◆ TASK STATEMENT ◆
Write out the entries again exactly as they are given.

◆ DATA EXCERPTS ◆
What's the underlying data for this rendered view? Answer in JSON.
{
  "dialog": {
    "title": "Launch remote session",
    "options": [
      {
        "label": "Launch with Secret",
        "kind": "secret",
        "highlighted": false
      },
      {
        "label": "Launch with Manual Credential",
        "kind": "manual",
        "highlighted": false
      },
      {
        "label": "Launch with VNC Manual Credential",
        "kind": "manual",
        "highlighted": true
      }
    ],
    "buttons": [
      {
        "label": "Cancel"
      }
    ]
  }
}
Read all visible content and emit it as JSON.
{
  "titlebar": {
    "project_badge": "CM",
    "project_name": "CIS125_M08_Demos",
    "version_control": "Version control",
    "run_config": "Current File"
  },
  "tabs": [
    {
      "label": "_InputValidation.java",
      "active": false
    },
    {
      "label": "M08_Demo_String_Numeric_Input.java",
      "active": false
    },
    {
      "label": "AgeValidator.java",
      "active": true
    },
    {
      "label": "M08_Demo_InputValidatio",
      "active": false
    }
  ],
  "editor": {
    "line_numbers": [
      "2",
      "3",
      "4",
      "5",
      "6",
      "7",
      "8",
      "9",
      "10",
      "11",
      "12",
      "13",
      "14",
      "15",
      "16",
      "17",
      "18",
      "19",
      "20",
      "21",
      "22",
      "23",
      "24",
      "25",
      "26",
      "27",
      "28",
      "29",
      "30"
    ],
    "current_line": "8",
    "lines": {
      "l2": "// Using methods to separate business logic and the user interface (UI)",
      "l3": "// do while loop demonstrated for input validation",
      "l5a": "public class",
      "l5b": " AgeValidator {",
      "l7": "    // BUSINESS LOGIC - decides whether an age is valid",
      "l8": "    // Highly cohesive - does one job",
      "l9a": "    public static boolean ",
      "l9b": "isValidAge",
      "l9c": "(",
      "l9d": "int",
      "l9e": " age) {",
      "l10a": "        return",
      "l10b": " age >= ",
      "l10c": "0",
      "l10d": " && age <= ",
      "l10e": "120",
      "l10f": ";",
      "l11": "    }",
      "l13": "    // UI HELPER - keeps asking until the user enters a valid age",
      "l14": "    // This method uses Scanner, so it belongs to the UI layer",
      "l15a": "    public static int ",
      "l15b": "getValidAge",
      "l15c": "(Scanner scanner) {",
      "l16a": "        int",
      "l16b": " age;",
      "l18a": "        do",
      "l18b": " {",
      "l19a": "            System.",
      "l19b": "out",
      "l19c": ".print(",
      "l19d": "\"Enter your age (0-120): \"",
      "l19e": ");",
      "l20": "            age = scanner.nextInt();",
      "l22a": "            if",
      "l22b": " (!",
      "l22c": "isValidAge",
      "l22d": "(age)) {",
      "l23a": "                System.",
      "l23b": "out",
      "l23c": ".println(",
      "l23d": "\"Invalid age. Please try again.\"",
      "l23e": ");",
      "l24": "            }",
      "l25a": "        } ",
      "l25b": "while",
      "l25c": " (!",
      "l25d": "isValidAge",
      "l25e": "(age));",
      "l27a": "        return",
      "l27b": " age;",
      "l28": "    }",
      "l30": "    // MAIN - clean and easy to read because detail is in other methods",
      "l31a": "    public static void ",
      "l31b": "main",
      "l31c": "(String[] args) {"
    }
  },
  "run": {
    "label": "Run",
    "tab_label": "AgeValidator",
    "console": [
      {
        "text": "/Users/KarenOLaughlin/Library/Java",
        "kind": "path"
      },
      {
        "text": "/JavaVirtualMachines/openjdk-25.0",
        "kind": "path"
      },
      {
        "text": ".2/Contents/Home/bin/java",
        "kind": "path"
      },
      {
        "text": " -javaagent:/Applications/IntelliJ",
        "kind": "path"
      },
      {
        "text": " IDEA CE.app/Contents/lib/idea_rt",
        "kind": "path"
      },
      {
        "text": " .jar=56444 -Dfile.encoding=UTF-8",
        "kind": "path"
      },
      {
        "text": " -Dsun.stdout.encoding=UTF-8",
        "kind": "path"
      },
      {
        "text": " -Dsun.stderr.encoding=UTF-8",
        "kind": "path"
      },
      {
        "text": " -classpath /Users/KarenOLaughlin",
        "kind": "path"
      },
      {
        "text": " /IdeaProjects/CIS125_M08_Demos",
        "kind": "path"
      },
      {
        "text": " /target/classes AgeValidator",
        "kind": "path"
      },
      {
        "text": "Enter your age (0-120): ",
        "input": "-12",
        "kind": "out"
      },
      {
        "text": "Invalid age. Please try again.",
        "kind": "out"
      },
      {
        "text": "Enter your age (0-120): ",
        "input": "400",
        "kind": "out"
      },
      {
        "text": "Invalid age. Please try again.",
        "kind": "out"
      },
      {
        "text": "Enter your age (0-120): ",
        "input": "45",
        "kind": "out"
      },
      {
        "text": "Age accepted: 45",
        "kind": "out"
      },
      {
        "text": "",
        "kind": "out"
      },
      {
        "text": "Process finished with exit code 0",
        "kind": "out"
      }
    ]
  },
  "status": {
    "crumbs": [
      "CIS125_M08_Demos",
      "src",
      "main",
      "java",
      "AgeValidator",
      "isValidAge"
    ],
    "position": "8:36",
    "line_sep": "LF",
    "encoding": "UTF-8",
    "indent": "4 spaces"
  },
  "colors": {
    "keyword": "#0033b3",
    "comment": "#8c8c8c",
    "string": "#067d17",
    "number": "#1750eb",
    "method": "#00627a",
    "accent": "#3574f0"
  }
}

◆ OUTPUT ◆
What's the underlying data for this rendered view? Answer in JSON.
{
  "dialog": {
    "title": "Launch remote session",
    "options": [
      {
        "label": "Launch with Secret",
        "kind": "secret",
        "highlighted": false
      },
      {
        "label": "Launch with Manual Credential",
        "kind": "manual",
        "highlighted": false
      },
      {
        "label": "Launch with VNC Manual Credential",
        "kind": "manual",
        "highlighted": true
      }
    ],
    "buttons": [
      {
        "label": "Cancel"
      }
    ]
  }
}
Read all visible content and emit it as JSON.
{
  "titlebar": {
    "project_badge": "CM",
    "project_name": "CIS125_M08_Demos",
    "version_control": "Version control",
    "run_config": "Current File"
  },
  "tabs": [
    {
      "label": "_InputValidation.java",
      "active": false
    },
    {
      "label": "M08_Demo_String_Numeric_Input.java",
      "active": false
    },
    {
      "label": "AgeValidator.java",
      "active": true
    },
    {
      "label": "M08_Demo_InputValidatio",
      "active": false
    }
  ],
  "editor": {
    "line_numbers": [
      "2",
      "3",
      "4",
      "5",
      "6",
      "7",
      "8",
      "9",
      "10",
      "11",
      "12",
      "13",
      "14",
      "15",
      "16",
      "17",
      "18",
      "19",
      "20",
      "21",
      "22",
      "23",
      "24",
      "25",
      "26",
      "27",
      "28",
      "29",
      "30"
    ],
    "current_line": "8",
    "lines": {
      "l2": "// Using methods to separate business logic and the user interface (UI)",
      "l3": "// do while loop demonstrated for input validation",
      "l5a": "public class",
      "l5b": " AgeValidator {",
      "l7": "    // BUSINESS LOGIC - decides whether an age is valid",
      "l8": "    // Highly cohesive - does one job",
      "l9a": "    public static boolean ",
      "l9b": "isValidAge",
      "l9c": "(",
      "l9d": "int",
      "l9e": " age) {",
      "l10a": "        return",
      "l10b": " age >= ",
      "l10c": "0",
      "l10d": " && age <= ",
      "l10e": "120",
      "l10f": ";",
      "l11": "    }",
      "l13": "    // UI HELPER - keeps asking until the user enters a valid age",
      "l14": "    // This method uses Scanner, so it belongs to the UI layer",
      "l15a": "    public static int ",
      "l15b": "getValidAge",
      "l15c": "(Scanner scanner) {",
      "l16a": "        int",
      "l16b": " age;",
      "l18a": "        do",
      "l18b": " {",
      "l19a": "            System.",
      "l19b": "out",
      "l19c": ".print(",
      "l19d": "\"Enter your age (0-120): \"",
      "l19e": ");",
      "l20": "            age = scanner.nextInt();",
      "l22a": "            if",
      "l22b": " (!",
      "l22c": "isValidAge",
      "l22d": "(age)) {",
      "l23a": "                System.",
      "l23b": "out",
      "l23c": ".println(",
      "l23d": "\"Invalid age. Please try again.\"",
      "l23e": ");",
      "l24": "            }",
      "l25a": "        } ",
      "l25b": "while",
      "l25c": " (!",
      "l25d": "isValidAge",
      "l25e": "(age));",
      "l27a": "        return",
      "l27b": " age;",
      "l28": "    }",
      "l30": "    // MAIN - clean and easy to read because detail is in other methods",
      "l31a": "    public static void ",
      "l31b": "main",
      "l31c": "(String[] args) {"
    }
  },
  "run": {
    "label": "Run",
    "tab_label": "AgeValidator",
    "console": [
      {
        "text": "/Users/KarenOLaughlin/Library/Java",
        "kind": "path"
      },
      {
        "text": "/JavaVirtualMachines/openjdk-25.0",
        "kind": "path"
      },
      {
        "text": ".2/Contents/Home/bin/java",
        "kind": "path"
      },
      {
        "text": " -javaagent:/Applications/IntelliJ",
        "kind": "path"
      },
      {
        "text": " IDEA CE.app/Contents/lib/idea_rt",
        "kind": "path"
      },
      {
        "text": " .jar=56444 -Dfile.encoding=UTF-8",
        "kind": "path"
      },
      {
        "text": " -Dsun.stdout.encoding=UTF-8",
        "kind": "path"
      },
      {
        "text": " -Dsun.stderr.encoding=UTF-8",
        "kind": "path"
      },
      {
        "text": " -classpath /Users/KarenOLaughlin",
        "kind": "path"
      },
      {
        "text": " /IdeaProjects/CIS125_M08_Demos",
        "kind": "path"
      },
      {
        "text": " /target/classes AgeValidator",
        "kind": "path"
      },
      {
        "text": "Enter your age (0-120): ",
        "input": "-12",
        "kind": "out"
      },
      {
        "text": "Invalid age. Please try again.",
        "kind": "out"
      },
      {
        "text": "Enter your age (0-120): ",
        "input": "400",
        "kind": "out"
      },
      {
        "text": "Invalid age. Please try again.",
        "kind": "out"
      },
      {
        "text": "Enter your age (0-120): ",
        "input": "45",
        "kind": "out"
      },
      {
        "text": "Age accepted: 45",
        "kind": "out"
      },
      {
        "text": "",
        "kind": "out"
      },
      {
        "text": "Process finished with exit code 0",
        "kind": "out"
      }
    ]
  },
  "status": {
    "crumbs": [
      "CIS125_M08_Demos",
      "src",
      "main",
      "java",
      "AgeValidator",
      "isValidAge"
    ],
    "position": "8:36",
    "line_sep": "LF",
    "encoding": "UTF-8",
    "indent": "4 spaces"
  },
  "colors": {
    "keyword": "#0033b3",
    "comment": "#8c8c8c",
    "string": "#067d17",
    "number": "#1750eb",
    "method": "#00627a",
    "accent": "#3574f0"
  }
}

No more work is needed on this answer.